THE southwest district of Penang where tourists would usually visit to get up close with nature and the local community is not drawing in visitors despite homestays now allowed to open.
Teluk Bahang Homestay manager Rozita Omar, who oversees 11 homestay units near the Penang National Park, said since reopening two weeks ago, there had been no bookings.
“We are offering a 20% discount off the usual rates and each stay comes with free breakfast.
“Four of our units are private rooms with their own entrance while seven other units are within the same house.
“Although some tourist attractions here are still closed, visitors can relax within the quiet neighbourhood next to the beach.
“Villagers here are ready to assist in all their needs and for them to learn more about us,” she said.
Rozita said stricter standard operating procedures (SOP) for the homestays were introduced to instil confidence among guests such as frequent sanitising of the rooms and limiting the number of guests to each room.
“No more crowding is allowed and the number of guests allowed for each room is according to its size and number of beds,” she said.
Despite poor response from visitors, she was grateful to be allowed to reopen.
“Our guests are usually made up of 40% foreign tourists and 60% locals from other states.
“Hopefully locals living here would support us as their stay would mean added income for villagers.
“Many of us here who help out to clean and manage the homestays are housewives whose husbands are low-income earners such as fishermen,” she said.
Over at Pulau Betong, Desa Lestari Homestay Pulau Betong chairman Amir Yusoff said the homestay operators there decided to remain closed until Covid-19 tapers off.
“All 11 homestay units sharing with families and 10 homestay units of individual houses have remained closed since March last year.“The high number of Covid-19 cases is the main concern for us to remain closed although it is a big burden to maintain the properties after almost two years.
“The surroundings need to be cleaned frequently and buildings need to be kept in good order as they’re part of the village we live in,” he said.
Amir said to prevent further losses, some owners temporarily turned their homestay units into rented houses.
“We used to charge guests RM90 per person which includes a welcoming ceremony and at least four meals daily.

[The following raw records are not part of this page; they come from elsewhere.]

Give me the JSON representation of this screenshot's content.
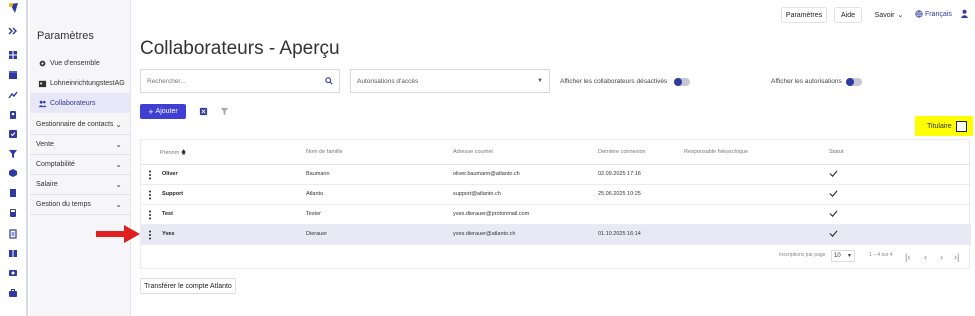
{
  "colors": {
    "accent": "#3f3fd4",
    "highlight": "#ffff00",
    "arrow": "#e02020",
    "active_row": "#e8e8f7"
  },
  "topbar": {
    "parametres": "Paramètres",
    "aide": "Aide",
    "savoir": "Savoir",
    "langue": "Français"
  },
  "sidebar": {
    "title": "Paramètres",
    "items": [
      {
        "label": "Vue d'ensemble",
        "icon": "gear-icon"
      },
      {
        "label": "LohneinrichtungstestAG",
        "icon": "building-icon"
      },
      {
        "label": "Collaborateurs",
        "icon": "users-icon"
      }
    ],
    "groups": [
      {
        "label": "Gestionnaire de contacts"
      },
      {
        "label": "Vente"
      },
      {
        "label": "Comptabilité"
      },
      {
        "label": "Salaire"
      },
      {
        "label": "Gestion du temps"
      }
    ]
  },
  "main": {
    "title": "Collaborateurs - Aperçu",
    "search_placeholder": "Rechercher...",
    "access_select": "Autorisations d'accès",
    "toggle_deactivated": "Afficher les collaborateurs désactivés",
    "toggle_permissions": "Afficher les autorisations",
    "add_button": "Ajouter",
    "titulaire": "Titulaire",
    "transfer_button": "Transférer le compte Atlanto"
  },
  "table": {
    "columns": [
      "Prénom",
      "Nom de famille",
      "Adresse courriel",
      "Dernière connexion",
      "Responsable hiérarchique",
      "Statut"
    ],
    "rows": [
      {
        "prenom": "Oliver",
        "nom": "Baumann",
        "email": "oliver.baumann@atlanto.ch",
        "last": "02.09.2025 17:16",
        "resp": "",
        "status": true
      },
      {
        "prenom": "Support",
        "nom": "Atlanto",
        "email": "support@atlanto.ch",
        "last": "25.06.2025 10:25",
        "resp": "",
        "status": true
      },
      {
        "prenom": "Test",
        "nom": "Tester",
        "email": "yves.dierauer@protonmail.com",
        "last": "",
        "resp": "",
        "status": true
      },
      {
        "prenom": "Yves",
        "nom": "Dierauer",
        "email": "yves.dierauer@atlanto.ch",
        "last": "01.10.2025 16:14",
        "resp": "",
        "status": true
      }
    ],
    "pager": {
      "label": "Inscriptions par page",
      "per_page": "10",
      "range": "1 – 4 sur 4"
    }
  }
}
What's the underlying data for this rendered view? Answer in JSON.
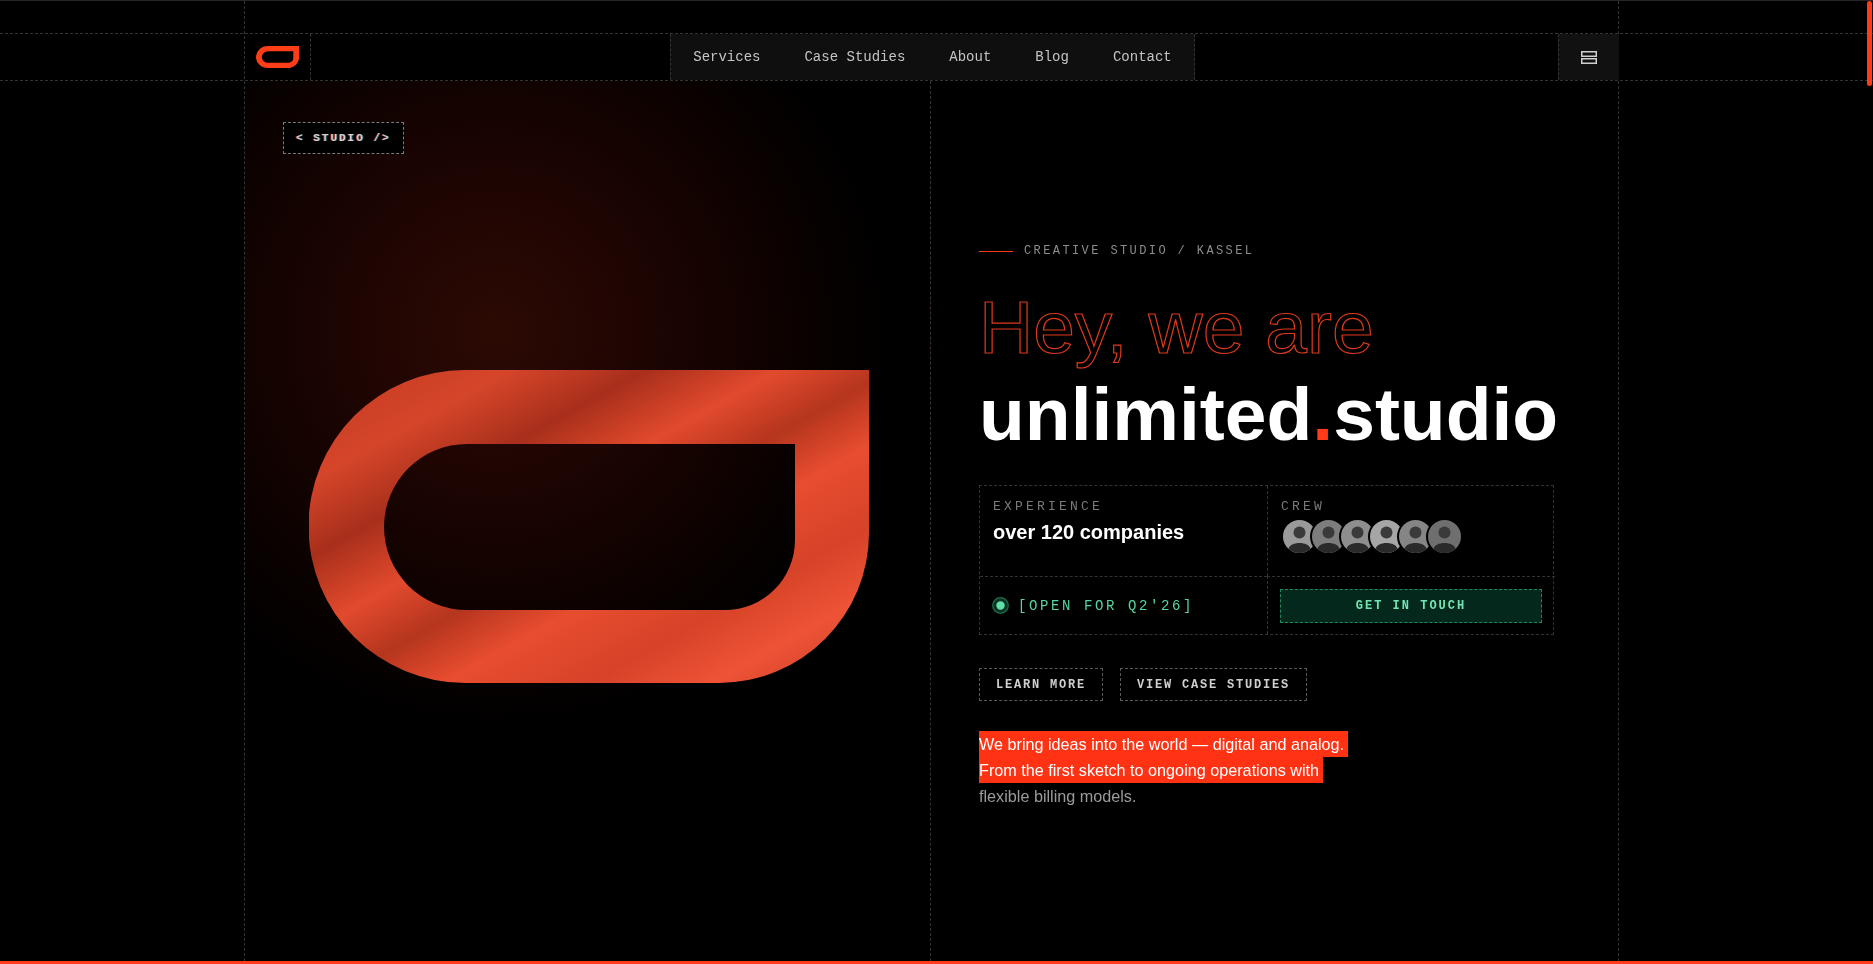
{
  "header": {
    "nav": [
      "Services",
      "Case Studies",
      "About",
      "Blog",
      "Contact"
    ]
  },
  "hero": {
    "tag": "< STUDIO />",
    "kicker": "CREATIVE STUDIO / KASSEL",
    "headline": "Hey, we are",
    "brand": [
      {
        "text": "unlimited",
        "accent": false
      },
      {
        "text": ".",
        "accent": true
      },
      {
        "text": "studio",
        "accent": false
      }
    ]
  },
  "stats": {
    "experience": {
      "label": "EXPERIENCE",
      "value": "over 120 companies"
    },
    "crew": {
      "label": "CREW"
    },
    "availability": "[OPEN FOR Q2'26]",
    "cta": "GET IN TOUCH"
  },
  "buttons": [
    "LEARN MORE",
    "VIEW CASE STUDIES"
  ],
  "intro": [
    {
      "text": "We bring ideas into the world — digital and analog. From the first sketch to ongoing operations with",
      "highlighted": true
    },
    {
      "text": "flexible billing models.",
      "highlighted": false
    }
  ]
}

“They get to experience our lifestyle and we would receive an average of nine days of occupancy every month before the movement control order (MCO) came into effect.
“Private houses are rented at a charge of between RM150 and RM450 per night.

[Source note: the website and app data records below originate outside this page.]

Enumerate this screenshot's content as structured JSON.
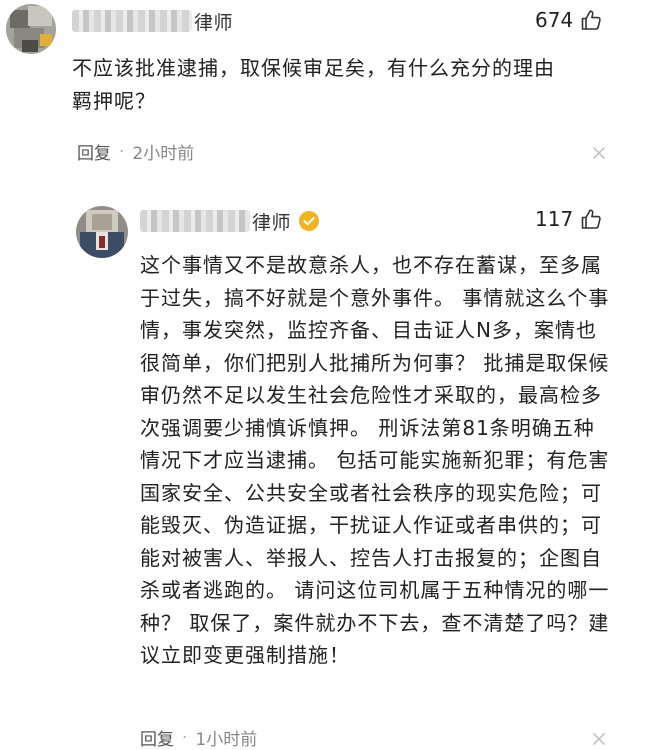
{
  "comments": [
    {
      "author_suffix": "律师",
      "likes": "674",
      "content": "不应该批准逮捕，取保候审足矣，有什么充分的理由羁押呢？",
      "reply_label": "回复",
      "separator": "·",
      "time": "2小时前",
      "verified": false,
      "icons": [
        "avatar",
        "thumb-up-icon",
        "close-icon"
      ]
    },
    {
      "author_suffix": "律师",
      "likes": "117",
      "content": "这个事情又不是故意杀人，也不存在蓄谋，至多属于过失，搞不好就是个意外事件。 事情就这么个事情，事发突然，监控齐备、目击证人N多，案情也很简单，你们把别人批捕所为何事？ 批捕是取保候审仍然不足以发生社会危险性才采取的，最高检多次强调要少捕慎诉慎押。 刑诉法第81条明确五种情况下才应当逮捕。 包括可能实施新犯罪；有危害国家安全、公共安全或者社会秩序的现实危险；可能毁灭、伪造证据，干扰证人作证或者串供的；可能对被害人、举报人、控告人打击报复的；企图自杀或者逃跑的。 请问这位司机属于五种情况的哪一种？ 取保了，案件就办不下去，查不清楚了吗？建议立即变更强制措施！",
      "reply_label": "回复",
      "separator": "·",
      "time": "1小时前",
      "verified": true,
      "icons": [
        "avatar",
        "verified-icon",
        "thumb-up-icon",
        "close-icon"
      ]
    }
  ],
  "colors": {
    "text": "#222222",
    "meta": "#888888",
    "verified": "#f0b323"
  }
}
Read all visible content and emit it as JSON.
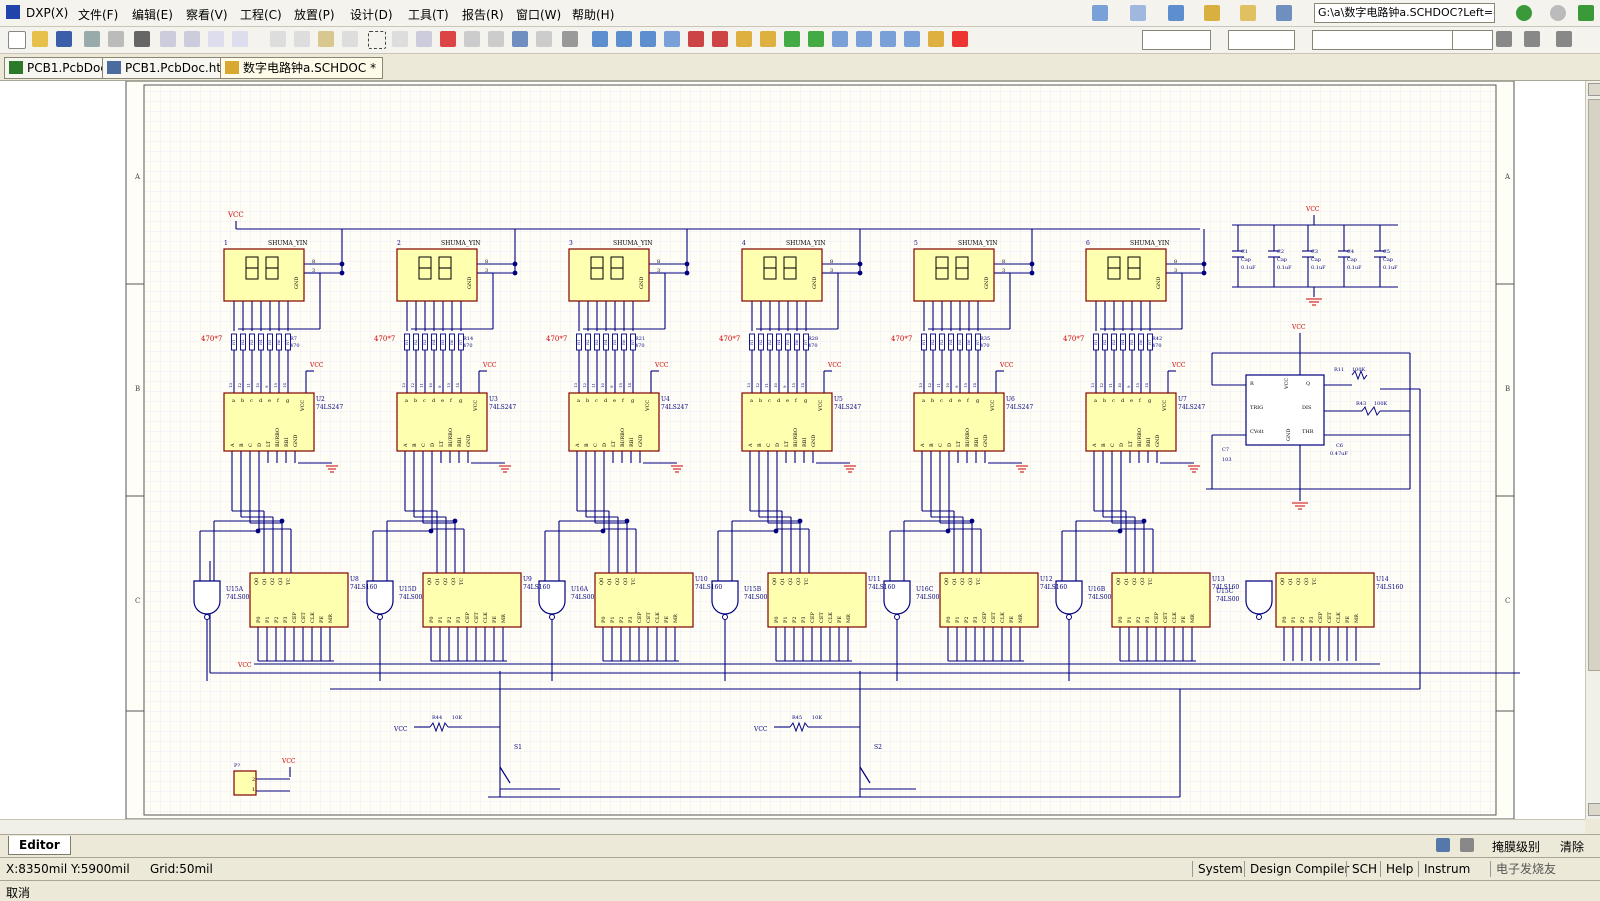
{
  "app": {
    "logo_label": "DXP",
    "brand_color": "#2244aa"
  },
  "menu": [
    {
      "id": "dxp",
      "label": "DXP(X)"
    },
    {
      "id": "file",
      "label": "文件(F)"
    },
    {
      "id": "edit",
      "label": "编辑(E)"
    },
    {
      "id": "view",
      "label": "察看(V)"
    },
    {
      "id": "project",
      "label": "工程(C)"
    },
    {
      "id": "place",
      "label": "放置(P)"
    },
    {
      "id": "design",
      "label": "设计(D)"
    },
    {
      "id": "tools",
      "label": "工具(T)"
    },
    {
      "id": "reports",
      "label": "报告(R)"
    },
    {
      "id": "window",
      "label": "窗口(W)"
    },
    {
      "id": "help",
      "label": "帮助(H)"
    }
  ],
  "path_box": "G:\\a\\数字电路钟a.SCHDOC?Left=-1:",
  "doc_tabs": [
    {
      "label": "PCB1.PcbDoc",
      "active": false
    },
    {
      "label": "PCB1.PcbDoc.htm",
      "active": false
    },
    {
      "label": "数字电路钟a.SCHDOC *",
      "active": true
    }
  ],
  "schematic": {
    "border_rows": [
      "A",
      "B",
      "C"
    ],
    "displays": [
      {
        "num": "1",
        "name": "SHUMA_YIN",
        "resistor": "R7",
        "res_val": "470",
        "pack": "470*7",
        "driver": "U2",
        "driver_type": "74LS247",
        "counter": "U8",
        "counter_type": "74LS160",
        "gate": "U15A",
        "gate_type": "74LS00"
      },
      {
        "num": "2",
        "name": "SHUMA_YIN",
        "resistor": "R14",
        "res_val": "470",
        "pack": "470*7",
        "driver": "U3",
        "driver_type": "74LS247",
        "counter": "U9",
        "counter_type": "74LS160",
        "gate": "U15D",
        "gate_type": "74LS00"
      },
      {
        "num": "3",
        "name": "SHUMA_YIN",
        "resistor": "R21",
        "res_val": "470",
        "pack": "470*7",
        "driver": "U4",
        "driver_type": "74LS247",
        "counter": "U10",
        "counter_type": "74LS160",
        "gate": "U16A",
        "gate_type": "74LS00"
      },
      {
        "num": "4",
        "name": "SHUMA_YIN",
        "resistor": "R28",
        "res_val": "470",
        "pack": "470*7",
        "driver": "U5",
        "driver_type": "74LS247",
        "counter": "U11",
        "counter_type": "74LS160",
        "gate": "U15B",
        "gate_type": "74LS00"
      },
      {
        "num": "5",
        "name": "SHUMA_YIN",
        "resistor": "R35",
        "res_val": "470",
        "pack": "470*7",
        "driver": "U6",
        "driver_type": "74LS247",
        "counter": "U12",
        "counter_type": "74LS160",
        "gate": "U16C",
        "gate_type": "74LS00"
      },
      {
        "num": "6",
        "name": "SHUMA_YIN",
        "resistor": "R42",
        "res_val": "470",
        "pack": "470*7",
        "driver": "U7",
        "driver_type": "74LS247",
        "counter": "U13",
        "counter_type": "74LS160",
        "gate": "U16B",
        "gate_type": "74LS00"
      }
    ],
    "extra_counter": {
      "ref": "U14",
      "type": "74LS160",
      "gate": "U15C",
      "gate_type": "74LS00"
    },
    "vcc_label": "VCC",
    "drv_top_pins": [
      "a",
      "b",
      "c",
      "d",
      "e",
      "f",
      "g"
    ],
    "drv_bot_pins": [
      "A",
      "B",
      "C",
      "D",
      "LT",
      "BI/RBO",
      "RBI",
      "GND"
    ],
    "drv_vcc_pin": "VCC",
    "drv_pin_nums": [
      "13",
      "12",
      "11",
      "10",
      "9",
      "15",
      "14"
    ],
    "cnt_top_pins": [
      "Q0",
      "Q1",
      "Q2",
      "Q3",
      "TC"
    ],
    "cnt_bot_pins": [
      "P0",
      "P1",
      "P2",
      "P3",
      "CEP",
      "CET",
      "CLK",
      "PE",
      "MR"
    ],
    "seg_gnd": "GND",
    "caps": [
      {
        "ref": "C1",
        "type": "Cap",
        "val": "0.1uF"
      },
      {
        "ref": "C2",
        "type": "Cap",
        "val": "0.1uF"
      },
      {
        "ref": "C3",
        "type": "Cap",
        "val": "0.1uF"
      },
      {
        "ref": "C4",
        "type": "Cap",
        "val": "0.1uF"
      },
      {
        "ref": "C5",
        "type": "Cap",
        "val": "0.1uF"
      }
    ],
    "timer": {
      "pins": [
        "R",
        "VCC",
        "Q",
        "TRIG",
        "DIS",
        "CVolt",
        "THR",
        "GND"
      ],
      "pin_nums": [
        "4",
        "8",
        "3",
        "2",
        "7",
        "5",
        "6",
        "1"
      ],
      "r11": "R11",
      "r11_val": "100K",
      "r43": "R43",
      "r43_val": "100K",
      "c6": "C6",
      "c6_val": "0.47uF",
      "c7": "C7",
      "c7_val": "103"
    },
    "r44": "R44",
    "r44_val": "10K",
    "r45": "R45",
    "r45_val": "10K",
    "s1": "S1",
    "s2": "S2",
    "p_ref": "P?",
    "p_pins": [
      "2",
      "1"
    ]
  },
  "editor_tab": "Editor",
  "right_tools": [
    "掩膜级别",
    "清除"
  ],
  "status": {
    "coords": "X:8350mil Y:5900mil",
    "grid": "Grid:50mil"
  },
  "panels": [
    "System",
    "Design Compiler",
    "SCH",
    "Help",
    "Instrum",
    "电子发烧友"
  ],
  "command": "取消",
  "colors": {
    "wire": "#000080",
    "part_fill": "#ffffb0",
    "part_border": "#800000",
    "grid": "#eeeaf6",
    "red_text": "#cc0000"
  }
}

“Without this income during the pandemic, owners suffer a huge loss of income,” he said.
The community however plans to revive the homestay business once the pandemic eases.
“We will offer durian season promotions as the village is surrounded by durian orchards.

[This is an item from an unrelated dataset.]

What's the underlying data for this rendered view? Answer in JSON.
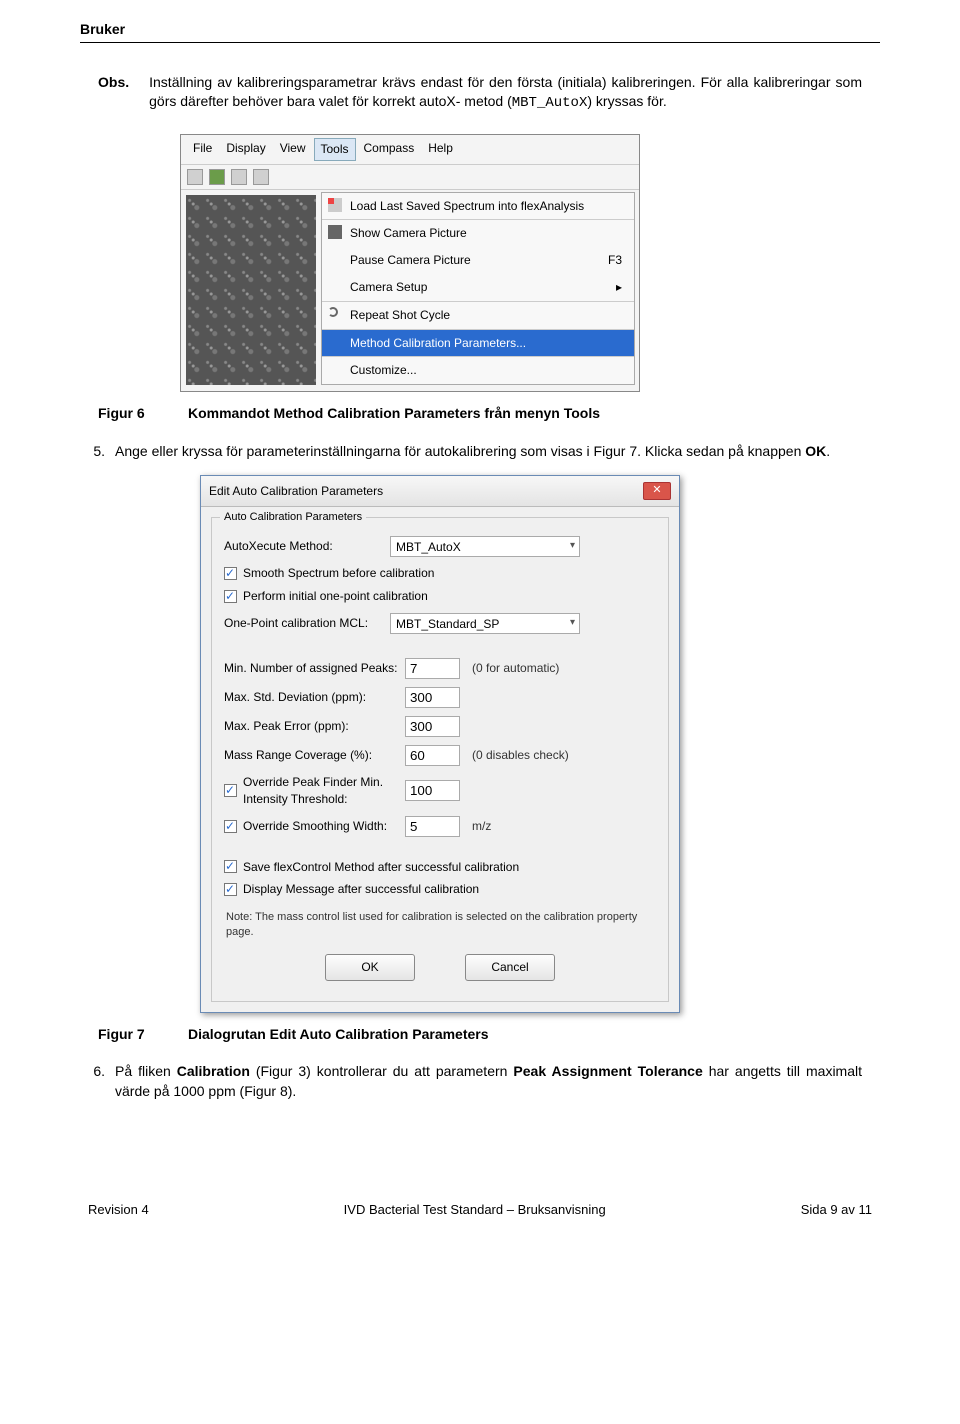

“Events such as cycling and traditional bazaars will be held to attract urbanites seeking relief away from the hustle and bustle of city life,” he said.
Among the homestay operators who chose to remain closed is retired teacher Rosle Othman, 59, who had spent RM60,000 to build a twin homestay unit behind his house.
“Many customers have called to book but I am reluctant.
“As this is a bonus income for me, safety of other villagers and my family is of utmost priority at the moment.
“Without the income, we just have to spend wisely.
“When I reopen, we will filter our guests and interview them before approving their bookings,” he said.
The Government had announced that tourism activities involving homestays and hotels within the same state for those fully vaccinated is allowed for states under Phase Two and beyond of the National Recovery Plan.